• _WHAT YOU ARE ASKED TO DO_: Without any pictures, print the lines below from the one that has "Give me the" through the one that has "Output a JSON", exactly and nothing else.

• _SUPPLIED DATA_:
··········
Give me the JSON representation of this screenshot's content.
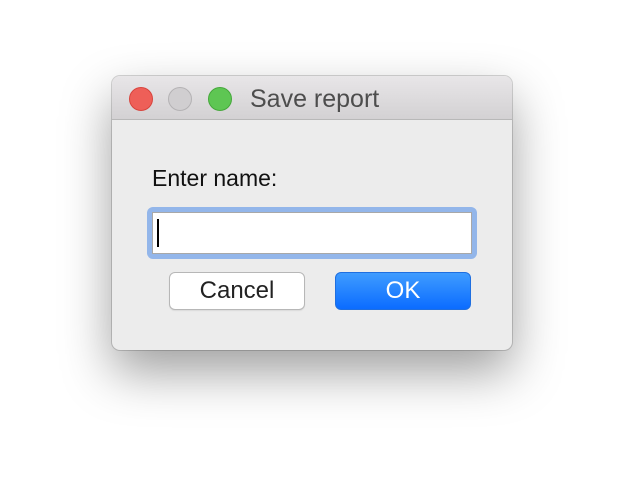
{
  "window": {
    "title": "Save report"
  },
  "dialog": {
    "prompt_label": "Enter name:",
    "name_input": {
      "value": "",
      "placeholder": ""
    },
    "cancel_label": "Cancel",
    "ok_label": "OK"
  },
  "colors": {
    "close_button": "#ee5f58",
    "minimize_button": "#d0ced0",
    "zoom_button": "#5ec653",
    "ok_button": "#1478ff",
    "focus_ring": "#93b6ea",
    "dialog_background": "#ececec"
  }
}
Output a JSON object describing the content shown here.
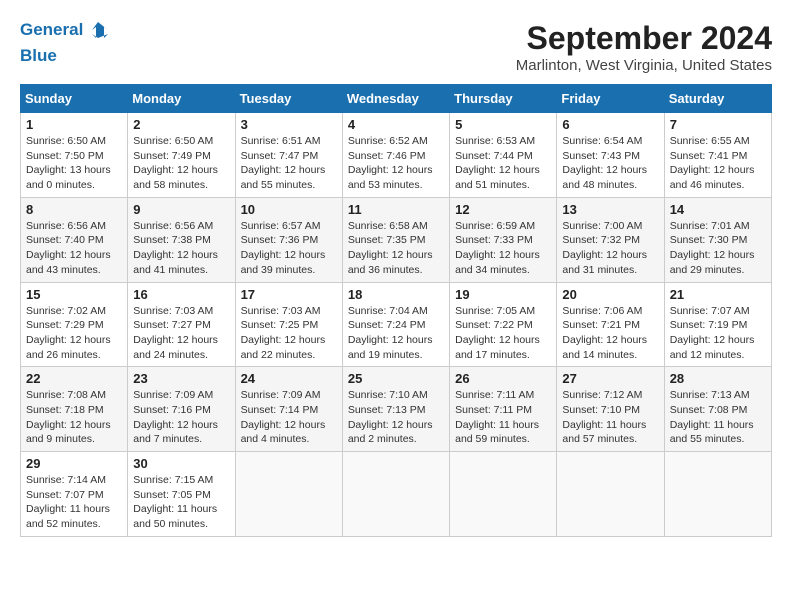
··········
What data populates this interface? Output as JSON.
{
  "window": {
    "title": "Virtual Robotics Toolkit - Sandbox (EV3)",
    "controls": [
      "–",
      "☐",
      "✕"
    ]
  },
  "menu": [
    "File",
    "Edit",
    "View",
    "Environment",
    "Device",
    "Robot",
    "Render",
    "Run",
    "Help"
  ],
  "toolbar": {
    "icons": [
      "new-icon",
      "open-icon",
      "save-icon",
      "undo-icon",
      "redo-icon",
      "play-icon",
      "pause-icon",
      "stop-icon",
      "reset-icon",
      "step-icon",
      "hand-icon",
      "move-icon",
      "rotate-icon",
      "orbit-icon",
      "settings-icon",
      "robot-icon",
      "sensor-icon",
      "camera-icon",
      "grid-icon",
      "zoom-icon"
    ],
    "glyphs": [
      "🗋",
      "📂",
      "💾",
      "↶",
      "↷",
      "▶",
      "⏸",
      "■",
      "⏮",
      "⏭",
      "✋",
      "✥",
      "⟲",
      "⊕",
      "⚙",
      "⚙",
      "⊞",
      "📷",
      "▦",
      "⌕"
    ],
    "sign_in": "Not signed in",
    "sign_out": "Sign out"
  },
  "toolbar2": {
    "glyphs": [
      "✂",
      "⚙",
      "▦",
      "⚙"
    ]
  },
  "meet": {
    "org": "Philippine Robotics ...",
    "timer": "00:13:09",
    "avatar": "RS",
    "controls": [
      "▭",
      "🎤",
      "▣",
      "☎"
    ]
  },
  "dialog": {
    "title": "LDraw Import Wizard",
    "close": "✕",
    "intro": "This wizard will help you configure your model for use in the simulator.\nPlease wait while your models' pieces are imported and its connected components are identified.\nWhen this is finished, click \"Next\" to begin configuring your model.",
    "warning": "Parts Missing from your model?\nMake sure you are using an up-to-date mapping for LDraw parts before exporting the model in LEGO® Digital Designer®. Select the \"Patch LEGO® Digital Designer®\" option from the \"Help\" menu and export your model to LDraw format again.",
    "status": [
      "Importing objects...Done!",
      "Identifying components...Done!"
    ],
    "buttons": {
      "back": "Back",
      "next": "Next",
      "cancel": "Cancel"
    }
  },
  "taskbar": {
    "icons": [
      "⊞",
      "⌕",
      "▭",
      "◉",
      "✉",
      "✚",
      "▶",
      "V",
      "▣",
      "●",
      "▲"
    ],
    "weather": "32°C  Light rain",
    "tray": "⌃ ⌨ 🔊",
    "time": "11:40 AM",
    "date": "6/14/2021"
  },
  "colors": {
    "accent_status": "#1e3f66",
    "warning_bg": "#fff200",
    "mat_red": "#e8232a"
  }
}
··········
• _WORKED SOLUTION_:
Give me the JSON representation of this screenshot's content.
{
  "window": {
    "title": "Save report"
  },
  "dialog": {
    "prompt_label": "Enter name:",
    "name_input": {
      "value": "",
      "placeholder": ""
    },
    "cancel_label": "Cancel",
    "ok_label": "OK"
  },
  "colors": {
    "close_button": "#ee5f58",
    "minimize_button": "#d0ced0",
    "zoom_button": "#5ec653",
    "ok_button": "#1478ff",
    "focus_ring": "#93b6ea",
    "dialog_background": "#ececec"
  }
}
Output a JSON object describing the content shown here.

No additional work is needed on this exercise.